Momentum is a funny thing – equally powerful in either action or not.
My mother liked to toss around sayings to drive home points into my impressionable head.
One about a big grey bolder blundering down a green hillside, however, required a bit of maturity from me to finally understand.
“A rolling stone gathers no moss,” she would say hustling around the house. When on a mission, my mother never slowed down. Perpetual motion so to say.
But in the head of a ten-year-old boy, the saying seemed more about the physics of how moss couldn’t attach itself to moving rock than an insightful life lesson.
Decades later, knee-deep into adulthood, I finally got it. Momentum was my friend.
A silent force of nature, momentum is a dramatic difference maker in life.
Changing is fleeting and temporary. But when combined with momentum, the world transforms in meaningful ways. Momentum becomes the important mortar between the bricks of good intentions and the creation of something impactful in life.
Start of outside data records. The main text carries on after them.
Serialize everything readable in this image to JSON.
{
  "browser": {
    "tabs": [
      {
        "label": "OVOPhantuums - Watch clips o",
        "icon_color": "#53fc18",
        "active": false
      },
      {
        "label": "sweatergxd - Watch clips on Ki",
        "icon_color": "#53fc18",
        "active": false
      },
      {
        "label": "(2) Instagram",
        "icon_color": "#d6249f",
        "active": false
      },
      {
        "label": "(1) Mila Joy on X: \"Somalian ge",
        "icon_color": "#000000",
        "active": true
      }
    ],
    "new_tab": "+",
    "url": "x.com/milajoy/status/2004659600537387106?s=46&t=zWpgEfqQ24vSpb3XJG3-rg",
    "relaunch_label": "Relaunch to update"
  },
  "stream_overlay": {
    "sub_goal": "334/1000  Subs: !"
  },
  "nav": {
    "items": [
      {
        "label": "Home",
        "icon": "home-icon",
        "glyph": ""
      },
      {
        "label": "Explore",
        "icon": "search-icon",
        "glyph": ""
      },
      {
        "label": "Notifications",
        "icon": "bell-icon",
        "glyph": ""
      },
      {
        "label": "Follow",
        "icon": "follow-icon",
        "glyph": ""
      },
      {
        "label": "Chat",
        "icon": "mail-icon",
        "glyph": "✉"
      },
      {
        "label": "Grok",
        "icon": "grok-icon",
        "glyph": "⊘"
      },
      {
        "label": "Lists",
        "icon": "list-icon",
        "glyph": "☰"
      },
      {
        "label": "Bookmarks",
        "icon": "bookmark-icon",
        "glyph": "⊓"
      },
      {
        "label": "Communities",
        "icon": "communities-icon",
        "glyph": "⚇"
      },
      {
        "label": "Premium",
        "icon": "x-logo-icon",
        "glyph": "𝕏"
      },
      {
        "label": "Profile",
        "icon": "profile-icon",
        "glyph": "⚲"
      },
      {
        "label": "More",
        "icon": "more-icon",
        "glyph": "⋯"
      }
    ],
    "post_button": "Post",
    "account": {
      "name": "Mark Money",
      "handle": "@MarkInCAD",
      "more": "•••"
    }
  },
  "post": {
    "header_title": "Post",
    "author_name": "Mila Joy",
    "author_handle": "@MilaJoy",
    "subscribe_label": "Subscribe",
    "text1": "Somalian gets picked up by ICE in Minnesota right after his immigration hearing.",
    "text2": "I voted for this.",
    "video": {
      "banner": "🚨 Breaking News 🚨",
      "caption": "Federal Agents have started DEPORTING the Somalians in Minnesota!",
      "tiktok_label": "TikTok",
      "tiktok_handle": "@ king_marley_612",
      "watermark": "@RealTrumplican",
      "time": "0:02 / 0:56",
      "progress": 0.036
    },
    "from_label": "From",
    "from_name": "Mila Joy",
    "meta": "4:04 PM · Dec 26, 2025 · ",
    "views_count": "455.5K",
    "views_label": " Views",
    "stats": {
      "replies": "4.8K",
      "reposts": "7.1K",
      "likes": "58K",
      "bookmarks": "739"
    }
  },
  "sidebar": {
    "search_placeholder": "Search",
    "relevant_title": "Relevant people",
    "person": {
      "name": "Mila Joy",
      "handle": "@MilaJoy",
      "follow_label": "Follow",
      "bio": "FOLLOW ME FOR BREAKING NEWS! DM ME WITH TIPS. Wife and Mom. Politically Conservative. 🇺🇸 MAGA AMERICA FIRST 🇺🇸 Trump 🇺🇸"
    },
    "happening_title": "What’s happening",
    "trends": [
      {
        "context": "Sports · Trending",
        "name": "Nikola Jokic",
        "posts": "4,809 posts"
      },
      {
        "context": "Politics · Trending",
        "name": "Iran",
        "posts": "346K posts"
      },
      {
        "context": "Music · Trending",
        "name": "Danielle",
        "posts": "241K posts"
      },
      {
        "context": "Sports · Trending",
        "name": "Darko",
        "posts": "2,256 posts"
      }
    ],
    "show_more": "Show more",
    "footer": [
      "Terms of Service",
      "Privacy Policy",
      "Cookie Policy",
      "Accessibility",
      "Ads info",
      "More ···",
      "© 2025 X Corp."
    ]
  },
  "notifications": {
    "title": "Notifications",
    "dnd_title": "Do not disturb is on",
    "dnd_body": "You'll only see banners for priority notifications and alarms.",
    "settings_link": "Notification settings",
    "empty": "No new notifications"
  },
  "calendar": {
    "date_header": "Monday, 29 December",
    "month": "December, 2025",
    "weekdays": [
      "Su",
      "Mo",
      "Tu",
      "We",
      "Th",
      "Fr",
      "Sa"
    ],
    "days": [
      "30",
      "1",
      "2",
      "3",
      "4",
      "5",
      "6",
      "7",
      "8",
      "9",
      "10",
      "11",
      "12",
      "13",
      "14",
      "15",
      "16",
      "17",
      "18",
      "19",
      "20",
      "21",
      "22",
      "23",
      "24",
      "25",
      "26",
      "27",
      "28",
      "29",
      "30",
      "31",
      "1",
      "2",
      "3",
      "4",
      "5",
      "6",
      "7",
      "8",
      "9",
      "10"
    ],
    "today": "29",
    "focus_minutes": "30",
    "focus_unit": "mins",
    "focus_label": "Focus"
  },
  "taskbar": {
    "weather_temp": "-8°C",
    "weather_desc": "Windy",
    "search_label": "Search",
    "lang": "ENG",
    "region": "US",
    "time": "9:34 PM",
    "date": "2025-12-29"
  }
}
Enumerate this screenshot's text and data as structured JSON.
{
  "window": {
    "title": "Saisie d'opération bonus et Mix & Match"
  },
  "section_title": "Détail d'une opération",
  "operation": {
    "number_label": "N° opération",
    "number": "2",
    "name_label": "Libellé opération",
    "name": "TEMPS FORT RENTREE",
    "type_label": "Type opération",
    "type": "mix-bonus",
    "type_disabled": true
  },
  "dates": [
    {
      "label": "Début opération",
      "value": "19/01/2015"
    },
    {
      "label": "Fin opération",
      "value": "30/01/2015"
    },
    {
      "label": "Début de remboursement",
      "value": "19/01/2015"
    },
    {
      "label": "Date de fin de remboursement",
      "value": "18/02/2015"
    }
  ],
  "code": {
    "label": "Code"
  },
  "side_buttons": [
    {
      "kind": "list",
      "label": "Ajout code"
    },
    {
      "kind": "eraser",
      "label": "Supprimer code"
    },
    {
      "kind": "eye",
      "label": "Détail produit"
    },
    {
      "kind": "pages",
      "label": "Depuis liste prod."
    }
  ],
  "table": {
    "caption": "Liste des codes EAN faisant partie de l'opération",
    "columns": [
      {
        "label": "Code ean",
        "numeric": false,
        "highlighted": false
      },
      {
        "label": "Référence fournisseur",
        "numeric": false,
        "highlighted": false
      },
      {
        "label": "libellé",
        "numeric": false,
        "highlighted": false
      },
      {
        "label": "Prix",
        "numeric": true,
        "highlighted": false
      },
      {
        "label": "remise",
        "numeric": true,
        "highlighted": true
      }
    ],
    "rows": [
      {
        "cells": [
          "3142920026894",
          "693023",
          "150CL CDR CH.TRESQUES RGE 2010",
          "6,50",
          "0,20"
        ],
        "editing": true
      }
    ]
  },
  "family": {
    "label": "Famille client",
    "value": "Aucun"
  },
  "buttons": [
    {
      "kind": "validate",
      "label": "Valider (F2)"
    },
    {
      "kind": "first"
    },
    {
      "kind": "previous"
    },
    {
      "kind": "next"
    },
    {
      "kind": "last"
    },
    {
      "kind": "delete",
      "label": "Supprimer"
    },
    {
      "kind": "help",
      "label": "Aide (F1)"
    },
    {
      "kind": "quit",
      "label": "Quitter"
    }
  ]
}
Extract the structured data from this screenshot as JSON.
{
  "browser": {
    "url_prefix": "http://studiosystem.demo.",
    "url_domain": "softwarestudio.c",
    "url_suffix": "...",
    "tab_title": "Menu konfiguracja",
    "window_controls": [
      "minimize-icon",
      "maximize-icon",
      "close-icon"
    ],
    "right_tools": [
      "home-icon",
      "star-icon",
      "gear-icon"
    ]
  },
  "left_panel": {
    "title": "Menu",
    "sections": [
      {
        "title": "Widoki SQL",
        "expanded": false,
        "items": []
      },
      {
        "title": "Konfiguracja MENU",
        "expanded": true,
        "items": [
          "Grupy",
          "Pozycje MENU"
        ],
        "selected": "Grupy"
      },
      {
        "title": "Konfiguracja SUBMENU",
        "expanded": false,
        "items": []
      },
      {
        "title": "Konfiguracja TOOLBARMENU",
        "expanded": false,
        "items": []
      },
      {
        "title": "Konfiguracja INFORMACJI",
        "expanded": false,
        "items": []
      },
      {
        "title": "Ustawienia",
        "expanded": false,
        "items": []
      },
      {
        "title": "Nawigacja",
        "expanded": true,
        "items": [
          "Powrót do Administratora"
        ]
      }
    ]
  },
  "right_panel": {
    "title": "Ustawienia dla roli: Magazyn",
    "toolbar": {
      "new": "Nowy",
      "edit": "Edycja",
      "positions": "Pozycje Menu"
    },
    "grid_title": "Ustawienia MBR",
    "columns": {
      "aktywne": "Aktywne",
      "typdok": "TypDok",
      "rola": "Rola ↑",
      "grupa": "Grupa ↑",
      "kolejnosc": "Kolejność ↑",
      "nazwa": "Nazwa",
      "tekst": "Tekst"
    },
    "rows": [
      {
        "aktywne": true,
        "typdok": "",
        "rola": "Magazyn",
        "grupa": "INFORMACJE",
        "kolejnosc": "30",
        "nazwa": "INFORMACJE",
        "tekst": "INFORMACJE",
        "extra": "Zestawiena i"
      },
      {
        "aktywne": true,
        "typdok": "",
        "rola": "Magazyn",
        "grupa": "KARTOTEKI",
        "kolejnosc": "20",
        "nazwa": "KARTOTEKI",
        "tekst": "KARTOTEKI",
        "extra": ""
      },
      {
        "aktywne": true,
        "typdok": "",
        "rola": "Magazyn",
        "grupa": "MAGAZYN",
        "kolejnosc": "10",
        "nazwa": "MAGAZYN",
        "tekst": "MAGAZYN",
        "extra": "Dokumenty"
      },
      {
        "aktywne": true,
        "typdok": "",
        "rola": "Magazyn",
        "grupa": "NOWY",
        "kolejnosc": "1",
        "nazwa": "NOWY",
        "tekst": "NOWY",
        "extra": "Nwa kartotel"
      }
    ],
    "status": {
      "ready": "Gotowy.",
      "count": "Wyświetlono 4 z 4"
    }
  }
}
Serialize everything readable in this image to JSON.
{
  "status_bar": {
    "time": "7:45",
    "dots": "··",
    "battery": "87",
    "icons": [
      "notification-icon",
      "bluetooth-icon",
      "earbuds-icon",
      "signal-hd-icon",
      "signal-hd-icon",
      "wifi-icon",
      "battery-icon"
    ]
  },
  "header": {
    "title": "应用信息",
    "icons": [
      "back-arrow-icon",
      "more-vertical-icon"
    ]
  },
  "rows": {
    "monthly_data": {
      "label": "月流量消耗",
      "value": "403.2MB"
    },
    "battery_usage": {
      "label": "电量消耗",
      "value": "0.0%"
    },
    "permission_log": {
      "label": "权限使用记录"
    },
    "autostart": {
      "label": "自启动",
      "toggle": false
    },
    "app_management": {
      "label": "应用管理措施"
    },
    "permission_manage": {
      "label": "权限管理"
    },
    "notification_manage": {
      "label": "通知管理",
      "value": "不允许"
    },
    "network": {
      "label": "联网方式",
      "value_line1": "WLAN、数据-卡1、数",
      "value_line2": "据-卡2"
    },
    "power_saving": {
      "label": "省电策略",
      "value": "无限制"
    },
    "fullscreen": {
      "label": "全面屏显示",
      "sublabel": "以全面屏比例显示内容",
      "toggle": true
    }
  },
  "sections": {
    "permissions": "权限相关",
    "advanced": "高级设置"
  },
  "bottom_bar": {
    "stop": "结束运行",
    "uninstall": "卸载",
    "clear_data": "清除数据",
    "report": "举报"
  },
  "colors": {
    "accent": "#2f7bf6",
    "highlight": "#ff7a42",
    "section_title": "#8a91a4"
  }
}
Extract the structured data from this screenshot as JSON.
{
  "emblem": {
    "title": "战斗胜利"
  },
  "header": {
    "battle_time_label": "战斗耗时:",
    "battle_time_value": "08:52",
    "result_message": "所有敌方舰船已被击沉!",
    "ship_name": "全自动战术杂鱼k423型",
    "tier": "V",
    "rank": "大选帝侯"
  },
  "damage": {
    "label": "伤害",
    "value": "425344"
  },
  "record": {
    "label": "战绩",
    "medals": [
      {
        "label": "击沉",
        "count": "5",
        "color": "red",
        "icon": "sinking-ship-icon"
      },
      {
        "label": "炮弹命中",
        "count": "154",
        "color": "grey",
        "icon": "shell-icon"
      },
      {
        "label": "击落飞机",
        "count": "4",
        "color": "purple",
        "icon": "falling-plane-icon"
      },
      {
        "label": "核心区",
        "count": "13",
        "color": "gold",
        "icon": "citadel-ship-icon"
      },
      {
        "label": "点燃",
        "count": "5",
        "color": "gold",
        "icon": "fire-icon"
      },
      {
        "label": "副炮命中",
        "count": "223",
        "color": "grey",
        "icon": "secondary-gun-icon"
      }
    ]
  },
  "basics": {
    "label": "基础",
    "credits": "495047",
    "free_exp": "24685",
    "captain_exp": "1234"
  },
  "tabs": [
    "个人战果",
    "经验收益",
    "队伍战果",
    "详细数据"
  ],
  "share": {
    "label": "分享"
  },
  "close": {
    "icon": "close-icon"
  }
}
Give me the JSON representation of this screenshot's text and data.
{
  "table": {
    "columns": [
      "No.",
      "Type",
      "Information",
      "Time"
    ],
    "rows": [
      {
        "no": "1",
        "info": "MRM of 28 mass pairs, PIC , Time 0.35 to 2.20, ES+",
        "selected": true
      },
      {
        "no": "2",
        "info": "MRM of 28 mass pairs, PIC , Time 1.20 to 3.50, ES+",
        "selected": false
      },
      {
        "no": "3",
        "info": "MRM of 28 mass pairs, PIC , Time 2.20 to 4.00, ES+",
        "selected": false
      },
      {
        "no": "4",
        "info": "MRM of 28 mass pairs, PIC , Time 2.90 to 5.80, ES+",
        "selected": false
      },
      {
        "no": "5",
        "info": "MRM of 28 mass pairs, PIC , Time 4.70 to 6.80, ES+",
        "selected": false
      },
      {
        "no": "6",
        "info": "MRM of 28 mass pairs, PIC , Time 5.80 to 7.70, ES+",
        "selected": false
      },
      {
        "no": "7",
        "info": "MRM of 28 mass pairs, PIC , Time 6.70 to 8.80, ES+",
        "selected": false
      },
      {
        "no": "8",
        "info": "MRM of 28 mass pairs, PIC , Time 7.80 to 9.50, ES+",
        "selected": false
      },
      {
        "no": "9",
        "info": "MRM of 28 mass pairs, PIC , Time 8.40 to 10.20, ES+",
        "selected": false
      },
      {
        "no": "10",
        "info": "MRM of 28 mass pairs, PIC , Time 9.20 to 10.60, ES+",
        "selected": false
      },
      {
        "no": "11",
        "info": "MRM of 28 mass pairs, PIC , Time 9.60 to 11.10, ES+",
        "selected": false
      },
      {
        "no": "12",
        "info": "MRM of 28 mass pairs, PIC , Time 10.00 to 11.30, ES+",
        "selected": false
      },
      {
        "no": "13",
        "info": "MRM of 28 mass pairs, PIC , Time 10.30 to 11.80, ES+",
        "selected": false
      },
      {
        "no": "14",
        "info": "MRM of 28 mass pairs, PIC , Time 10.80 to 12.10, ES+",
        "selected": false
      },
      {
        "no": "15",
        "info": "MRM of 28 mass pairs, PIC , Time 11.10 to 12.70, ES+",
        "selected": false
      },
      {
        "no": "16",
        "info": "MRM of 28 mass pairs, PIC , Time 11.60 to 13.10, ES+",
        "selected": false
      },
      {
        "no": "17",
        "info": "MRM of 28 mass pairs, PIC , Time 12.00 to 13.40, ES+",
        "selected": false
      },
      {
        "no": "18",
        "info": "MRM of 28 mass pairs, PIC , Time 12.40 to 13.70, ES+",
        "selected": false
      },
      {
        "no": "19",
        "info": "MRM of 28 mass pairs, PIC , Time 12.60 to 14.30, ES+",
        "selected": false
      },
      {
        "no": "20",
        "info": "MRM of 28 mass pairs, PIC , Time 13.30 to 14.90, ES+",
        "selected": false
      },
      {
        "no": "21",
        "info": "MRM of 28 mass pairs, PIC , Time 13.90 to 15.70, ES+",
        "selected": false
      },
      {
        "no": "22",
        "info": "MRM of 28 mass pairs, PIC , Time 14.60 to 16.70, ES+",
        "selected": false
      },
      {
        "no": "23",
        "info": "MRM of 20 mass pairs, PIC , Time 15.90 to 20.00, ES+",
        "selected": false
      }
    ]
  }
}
Without it, the wall of good intentions is without strength and structure.\
A shotgun approach to anything meaningful in our lives tends to return shotgun results. Momentum, or the consistent applying of pressure to the right actions, can transform a pattern of actions or choices into meaningful and tangible. Game changer-type results.
When I was a runner, years before my knees began to bark at me, I would have to build up mileage in order to run a long-distance race. While I could certainly show up for a 10K race and cross the finish line, to do so at a time that would make me proud would require a daily investment of time and accumulation of mileage. Without the momentum of investing tangible actions or decisions towards my goal, my dreams were nothing more than an illusion – easily defeated in the face of the output required on race day.
The momentum, or therefore lack of, played the determining role in my results.
This applies to my daily life as well. If I want to be a kinder person, I must be a kinder person each day. If I wish for those around me to know they are important, I must regularly tell them so. If I want to lose ten pounds, I need to eat carefully every day. If I want to have a good relationship with God, I need to put aside a few minutes each day.
Moss grows on a stationary object. Trees, boulder anchored deep into the ground. And on us. The moss of life can be viewed as our dreams and desires we didn’t have the courage to put in both the effort and commitment to make happen. And like moss, these broken dreams or the compounded results of unrealized desires stubbornly cling to us forever.
Momentum is not a single action, but rather the result of consistent behaviors resulting in consistent outcomes. And in life, the difference between us gathering moss or not is found between our ears.